The proposed shareholder resolution also highlights Amazon’s relationship with the United Arab Emirates, which has been documented as targeting human rights defenders, journalists, and political dissidents.
One group supporting the new resolution is the faith-based organization Investor Advocates for Social Justice. Founded 40 years ago as the Tri-State Coalition of Responsible Investors, the group’s first action was to campaign against apartheid in South Africa by boycotting and encouraging divestment from companies like American Express, IBM, and Shell. The Amazon resolution is intended to target apartheid-like systems that exist today, says executive director Courtney Wicks.
“You have to ask what Amazon and the entire tech sector is doing,” Wicks says. “They make all these commitments around human rights, but at the core of their business plan is selling products to customers with a track record of human rights abuses.” Wicks would like to see Amazon introduce a screening process to vet potential government customers and turn down contracts likely to contribute to human rights violations.
Should Amazon shareholders approve the resolution, the company will be forced to join others that have been pressured by shareholders into paying more attention to the potential uses of their products.
Investor pressure led Microsoft to agree last year to conduct a human rights impact assessment of government contracts that Microsoft spokesperson Michelle Micor told WIRED is due out in early 2023. Outside of the tech industry, IASJ negotiated racial equity audits at Tyson Foods and Dow Chemical Company in December 2021 and March 2022, respectively.
But designating certain business practices as taboo doesn’t always change a company’s trajectory. Following protests against an AI contract with the US Department of Defense, Google in 2018 adopted AI ethics principles that forbid working on weapons or tech that goes against “widely accepted principles of international law and human rights.” Yet the company has since increased its defense work, both in the US and elsewhere, for instance with the Israel contract. A Google spokesperson told WIRED this year that although “not directed at highly sensitive or classified military workloads,” that deal supplies Google technology to the Israeli military.

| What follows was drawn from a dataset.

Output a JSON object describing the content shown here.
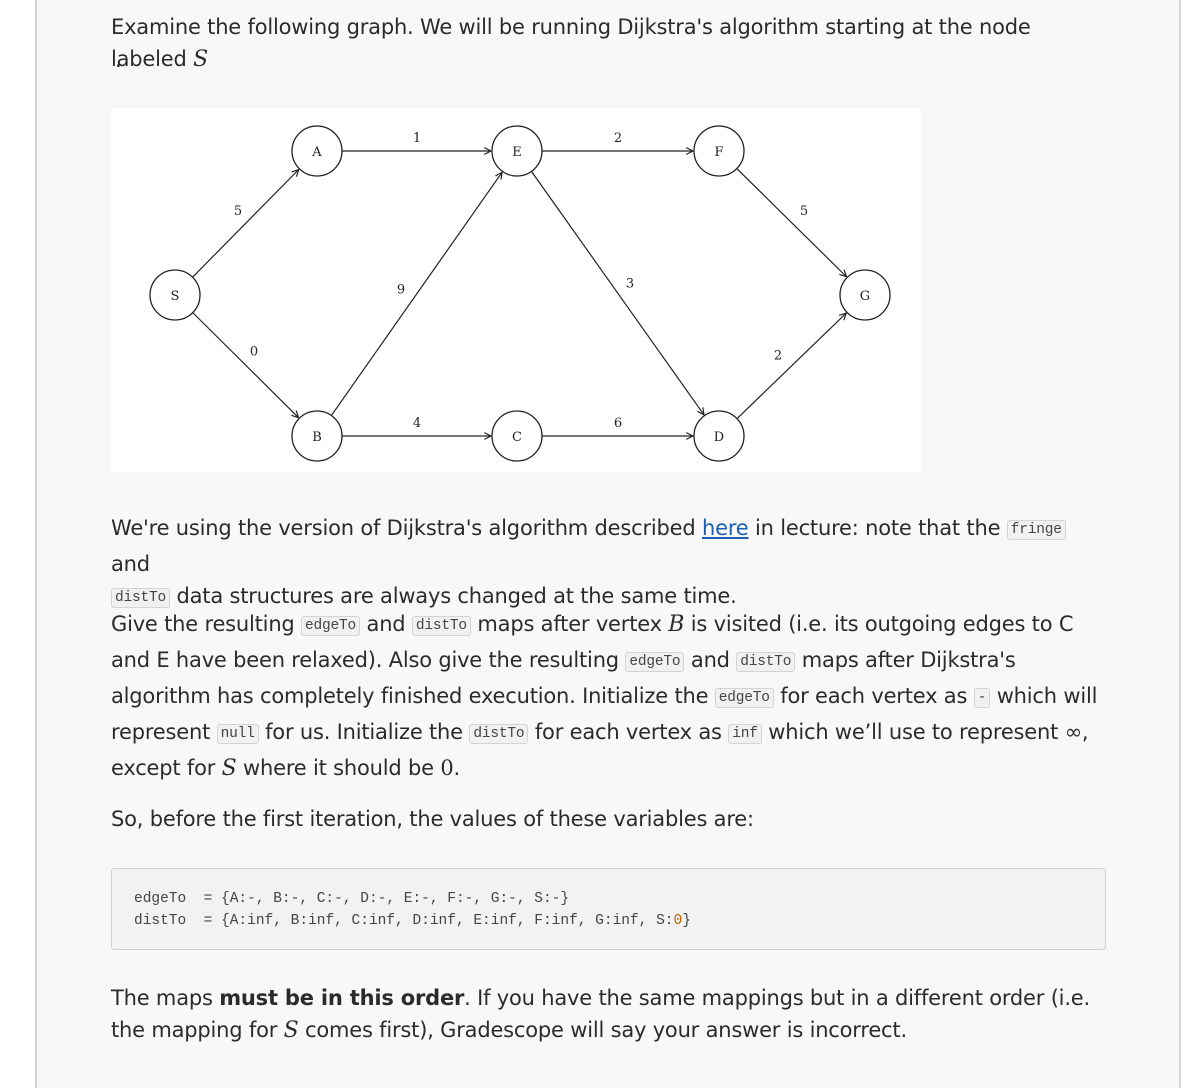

Outside assessments of a company’s impact on human rights, as suggested today for Amazon, can also fall short. Facebook, for instance, commissioned an independent study of the platform’s possible role in the genocide of the Rohingya people in Myanmar, but a Harvard review last year found that the report failed to adequately assess the most significant roles played by the company’s products. The Harvard review warned that the relatively new tool of human-rights impact assessments risks being used as “ethics washing” by businesses attempting to avoid accountability. It said that in order to be effective, human-rights impact assessments must be done on an ongoing basis, after an initial baseline assessment.
A date has not been set for the next annual Amazon shareholder meeting, but it is expected to take place in spring 2023. It’s unusual for externally driven shareholder proposals to succeed, says Michael Pachter, managing director of equity research at Wedbush Securities. But he believes Amazon shareholders are now more passionate about environmental, social, and governance matters than in the past. Overall, he guesses the resolution has a 50-50 chance of passing.
“I see no real impediment to voting for this, nor do I see a massive pushback from Amazon management,” Pachter says. “While they might recommend against the proposal, they have to take the matter seriously by saying, ‘We would do this on our own anyway,’ and by demonstrating that they’re cognizant of the risks of supporting governments with poor human rights records.”
Updated 12-15-2022, 1.45 pm EST: This story has been updated to clarify that American Baptist Home Mission Societies filed the Amazon shareholder resolution.